For the records below, tally the lines that contain "Press" and give only that number.

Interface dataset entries
* * *
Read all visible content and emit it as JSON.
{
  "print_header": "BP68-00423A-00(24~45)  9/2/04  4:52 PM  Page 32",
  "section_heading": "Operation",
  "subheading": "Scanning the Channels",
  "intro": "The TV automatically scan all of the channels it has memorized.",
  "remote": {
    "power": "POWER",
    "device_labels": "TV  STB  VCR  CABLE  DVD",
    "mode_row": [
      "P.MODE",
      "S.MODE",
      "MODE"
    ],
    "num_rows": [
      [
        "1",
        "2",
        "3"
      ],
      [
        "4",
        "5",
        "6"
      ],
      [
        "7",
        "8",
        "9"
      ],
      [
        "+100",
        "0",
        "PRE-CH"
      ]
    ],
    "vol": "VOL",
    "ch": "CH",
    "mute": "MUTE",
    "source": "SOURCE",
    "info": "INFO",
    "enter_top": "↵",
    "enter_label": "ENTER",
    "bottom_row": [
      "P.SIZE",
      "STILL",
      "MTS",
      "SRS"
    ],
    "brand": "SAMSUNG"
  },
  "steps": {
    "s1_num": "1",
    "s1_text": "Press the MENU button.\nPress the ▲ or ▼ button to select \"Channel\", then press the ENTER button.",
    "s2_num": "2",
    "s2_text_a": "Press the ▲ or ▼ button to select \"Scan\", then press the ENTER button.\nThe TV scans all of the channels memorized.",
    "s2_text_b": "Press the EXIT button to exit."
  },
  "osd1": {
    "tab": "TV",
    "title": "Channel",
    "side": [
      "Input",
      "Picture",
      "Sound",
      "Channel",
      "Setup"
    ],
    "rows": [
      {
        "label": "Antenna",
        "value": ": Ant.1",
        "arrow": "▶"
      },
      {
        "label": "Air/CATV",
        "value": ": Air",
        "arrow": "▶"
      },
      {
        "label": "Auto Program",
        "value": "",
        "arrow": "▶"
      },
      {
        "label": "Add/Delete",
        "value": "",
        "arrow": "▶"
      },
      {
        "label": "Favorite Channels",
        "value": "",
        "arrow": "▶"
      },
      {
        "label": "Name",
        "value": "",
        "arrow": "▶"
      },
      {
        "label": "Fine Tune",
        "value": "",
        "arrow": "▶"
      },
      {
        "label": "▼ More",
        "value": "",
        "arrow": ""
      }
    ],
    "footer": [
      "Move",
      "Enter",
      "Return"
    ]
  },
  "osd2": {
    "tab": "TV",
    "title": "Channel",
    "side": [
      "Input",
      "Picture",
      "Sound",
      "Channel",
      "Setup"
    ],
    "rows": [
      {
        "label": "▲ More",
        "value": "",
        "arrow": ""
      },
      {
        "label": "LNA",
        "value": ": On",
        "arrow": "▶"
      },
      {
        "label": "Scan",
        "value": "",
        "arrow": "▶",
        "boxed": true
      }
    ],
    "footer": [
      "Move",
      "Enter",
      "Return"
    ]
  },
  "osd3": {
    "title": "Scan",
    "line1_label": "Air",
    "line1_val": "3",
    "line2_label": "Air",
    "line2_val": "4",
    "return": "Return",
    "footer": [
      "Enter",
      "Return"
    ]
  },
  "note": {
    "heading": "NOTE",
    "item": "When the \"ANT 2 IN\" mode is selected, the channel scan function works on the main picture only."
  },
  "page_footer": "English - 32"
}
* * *
Response to the exercise:
3